According to Jim Romenesko’s blog, the student newspaper at Yale University, the alma mater of 41st and 43rd U.S. presidents George Bush, held off on a different story about alleged sexual abuse and instead reported that the reason for football star Patrick Witt’s sacrificing his Rhodes Scholarship interview was to fight fiercely against archrival Harvard University. What really happened behind the scenes would have remained as deeply buried as the Ivy League’s secret societies had it not been for a Jan. 26 blockbuster story in The New York Times that tore the scab off the puss-filled festering wound of Witt’s story. It turns out that Witt did not forgo an interview for a Rhodes scholarship; instead, the interview had been put on hold over questions about the allegation of sexual assault.
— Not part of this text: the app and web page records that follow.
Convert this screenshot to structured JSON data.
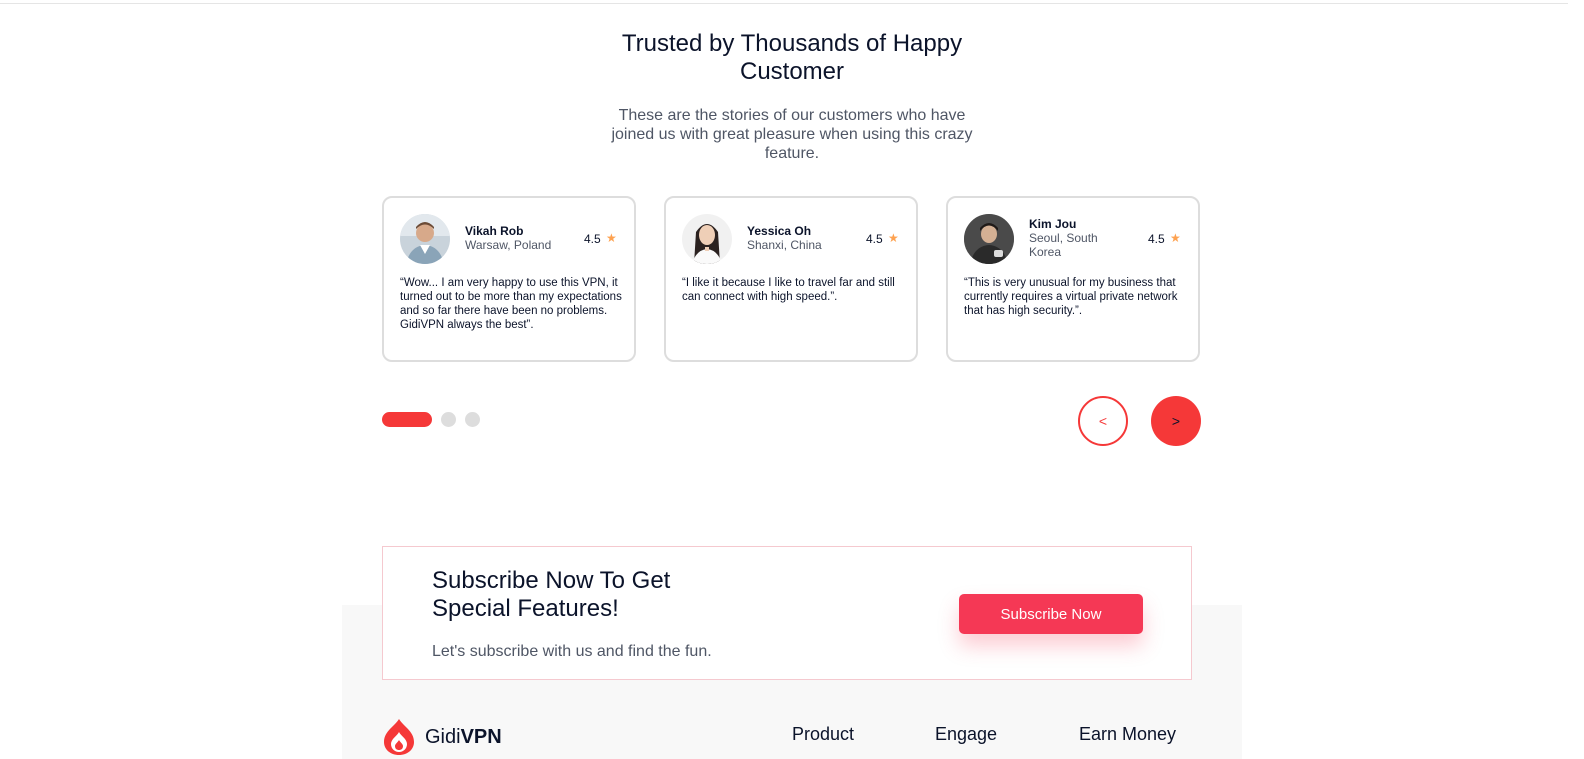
{
  "testimonials": {
    "title": "Trusted by Thousands of Happy Customer",
    "subtitle": "These are the stories of our customers who have joined us with great pleasure when using this crazy feature.",
    "cards": [
      {
        "name": "Vikah Rob",
        "location": "Warsaw, Poland",
        "rating": "4.5",
        "quote": "“Wow... I am very happy to use this VPN, it turned out to be more than my expectations and so far there have been no problems. GidiVPN always the best”."
      },
      {
        "name": "Yessica Oh",
        "location": "Shanxi, China",
        "rating": "4.5",
        "quote": "“I like it because I like to travel far and still can connect with high speed.”."
      },
      {
        "name": "Kim Jou",
        "location": "Seoul, South Korea",
        "rating": "4.5",
        "quote": "“This is very unusual for my business that currently requires a virtual private network that has high security.”."
      }
    ],
    "prev_label": "<",
    "next_label": ">",
    "active_slide": 1,
    "total_slides": 3
  },
  "subscribe": {
    "title": "Subscribe Now To Get Special Features!",
    "text": "Let's subscribe with us and find the fun.",
    "button_label": "Subscribe Now"
  },
  "footer": {
    "logo_light": "Gidi",
    "logo_bold": "VPN",
    "columns": [
      "Product",
      "Engage",
      "Earn Money"
    ]
  },
  "colors": {
    "accent": "#f53838",
    "button": "#f53855",
    "star": "#fea250"
  }
}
The Times' story also implied that Witt's life was more about football than anthing else.
I have personal experience with what a big-name football program does to a university.
In the 1960s, I attended Louisiana State University in Baton Rouge. Yes, the forebears of the LSU “Fightin‛ Tigers” who got thrashed by the University of Alabama in the BCS National Championship game a few weeks ago. One of the star football players was in a biology lab with me. He was not the sharpest scalpel in the dissecting kit. And I suspect that learning the plays for Coach Charlie McLendon’s “three-yards-and-a-cloud-of-dust” offense wasn’t very taxing.
But I digress.
In the good olds days, it was common knowledge that the jocks who played great football didn’t need to be competent students. Oh, sure, some were exceptions. The great running back, Billy Cannon, from LSU's teams of the late 1950s went on to be a dentist. But for the most part, players got the special tutoring at the football dorm that “taught to the test,” if you get my drift. The “training table” in the football dorm was renowned for quality, a few steak cuts above the dining hall food endured elsewhere on campus.
It’s clear to anyone who follows sports and popular culture and who read about the Penn State scandal that big-time college sports is the tail wagging the university dog. Penn State and Yale are probably so prominent in the exposés recently through bad luck and some good journalism. Other schools have escaped the bad publicity because their leadership, either within the athletic department or main administration, has managed to suppress information. If you don’t believe Les Miles or Mack Brown can’t pick up the phone and make a discreet call to the local constabulary to get a kid out of trouble, I’d like to know what you’ve been smoking, drinking or chewing.
And don’t forget the American fascination with celebrity, whether it’s college or professional sports, or television and movies. Academic excellence has taken a back seat to campus celebrity just as truthful and civil discussion of public policy has done to celebrity in other parts of our society.
If the Golden Age of American exceptionalism isn’t past, it’s close to its end.
I remember clearly coming out of the old Tulane/Sugar Bowl stadium on that fateful Oct. 4, 1957, to find my father terrified that the Soviet Union had performed an amazing technological triumph, launching Sputnik. It sure shattered our illusions about American science after World War II. We would later regain our edge, for a while, at least.
Now, as I look at university life, I believe we must change the priorities on campus if we are to return America to greatness. That means a radical change in the role of sports in higher education.